    Jane and Kari, do you ever find a favorite book through your e-readers then have to run out and purchase a paper copy?

    I'm with Xandra on missing the texture and smell of a paper copy. But maybe it's like renting movies at home... it feels extra special when you go out to see one and soak in that old, familiar movie theatre, you know? Nothing wrong with watching movies at home though, right?

    And Trina's right--it will make packing for vacations so much easier. :)

    Rebecca, the options ARE limitless these days. It's almost intimidating in a way, trying to keep up with it all, no? Krishna, who commented above as well, sent me this link, which may help me combine my use of both the Kindle and the library:

    I can't wait to try it out.

    Thanks again for sharing such thoughtful comments. One more week for this contest then we'll announce the winner next Friday.

    Stay tuned. :)

  10. Oh Donnell, almost forgot to address your question about the critters. You know, those silverfish and such that start breeding when you store books a long time?

    Years ago, we helped our widowed aunt clear her attic. There, we discovered her late husband's vast collection of beautiful, old books that he'd collected on his many travels over many years. It was an absolute goldmine -- till we discovered all the silverfish scurrying out of them. We balked at bringing any of these books (or pets) home. I keep reminding myself that's how my books could end up someday, if I keep hording them.

  11. I read ebooks a lot these days, but I haven't given up the paper variety, either. It took me a while to get used to the electronic variety, but now I'm equally comfortable with both. Still, there are certain authors whose books I have to have in paper form because I like to see their names on my bookshelf. Funny quirk of mine. :)

    Xandra, iBooks for Apple devices shows how many pages are left in each chapter. I love that feature. Maybe Amazon will add it to the Kindle in a future update.

  12. Hello Supriya,

    You asked if I've ever fallen in love with a book on Kindle, then felt the need to buy a paper copy. So far, the answer is no. There are books that I've thoroughly enjoyed reading on my e-reader, but I have sooooo many paperbacks and hardbacks that my shelves are overflowing.

    I'm not saying I would never do it, but haven't yet.

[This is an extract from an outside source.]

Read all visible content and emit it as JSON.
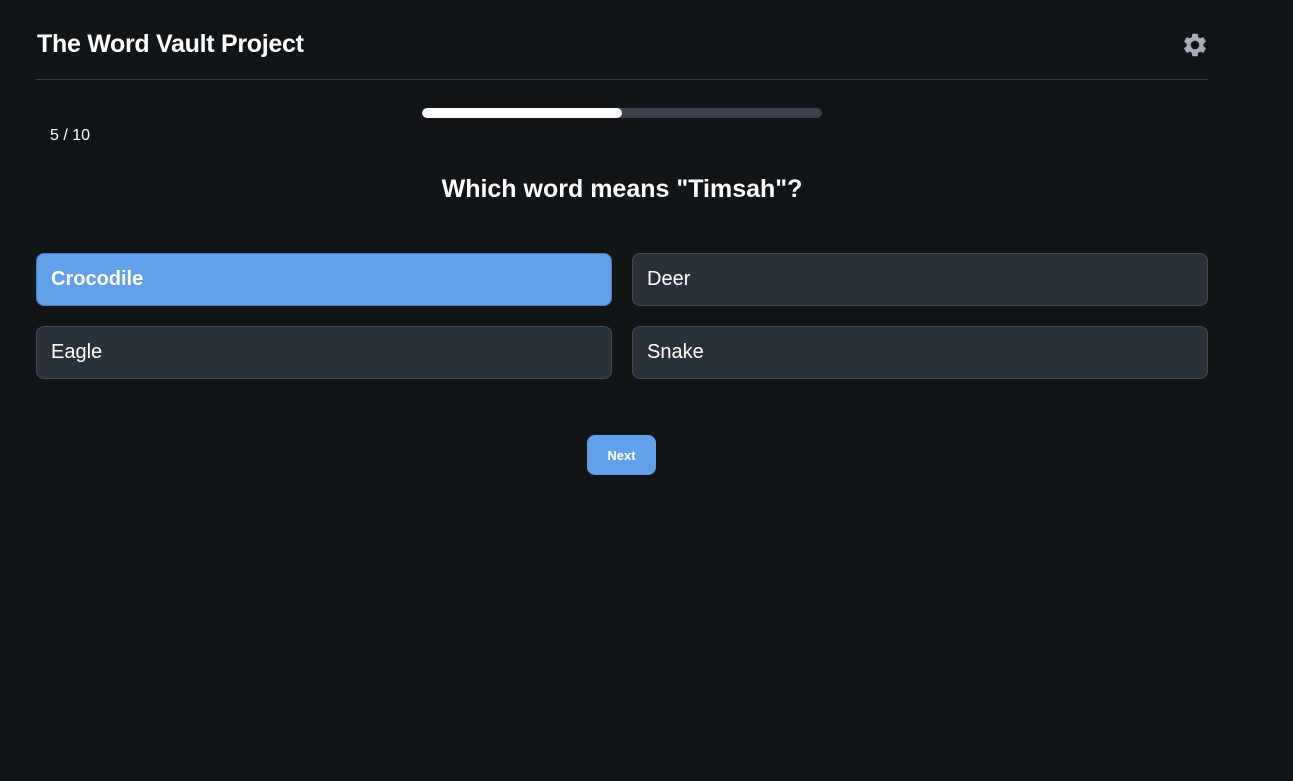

  13. Kari, that's interesting to know -- thank you! I bought the device but I find I'm still reaching for my paper books more often. I'm sure it'll change, but I had to share this: I just received my first digital AUDIO book from my local library and as I install all the software on my PC, I found it's compatible with Nook, iPad/iPhone, and a long list of other products.... everything except ... the Kindle. Hmph. Of course, it is an audio book so I'm hoping I'll be able to download regular e-books.

  14. Thou too, Brutus… I’m gonna start a “We still love books” movement – just kidding. I have such mixed feelings about Nooks and Kindles. First, electronics aren’t entirely environmentally friendly. It’s rather expensive and not so “planet-healthy” to recycle them – and yet we recycle them all the time, a life span of a laptop is 2-3 years. All these lithium batteries. I still keep wondering if this is just a marketing trick. The other thing that bothers me is – what happens it fit breaks, where do all these e-books go? And – here’s my BIG BUT – ebooks cost almost the same, but the amount writers make on ebooks contracts is much less – which I consider unfair. But, with all this said, I periodically think how much easier it must be carrying those books around on a small little thingie that weighs so little…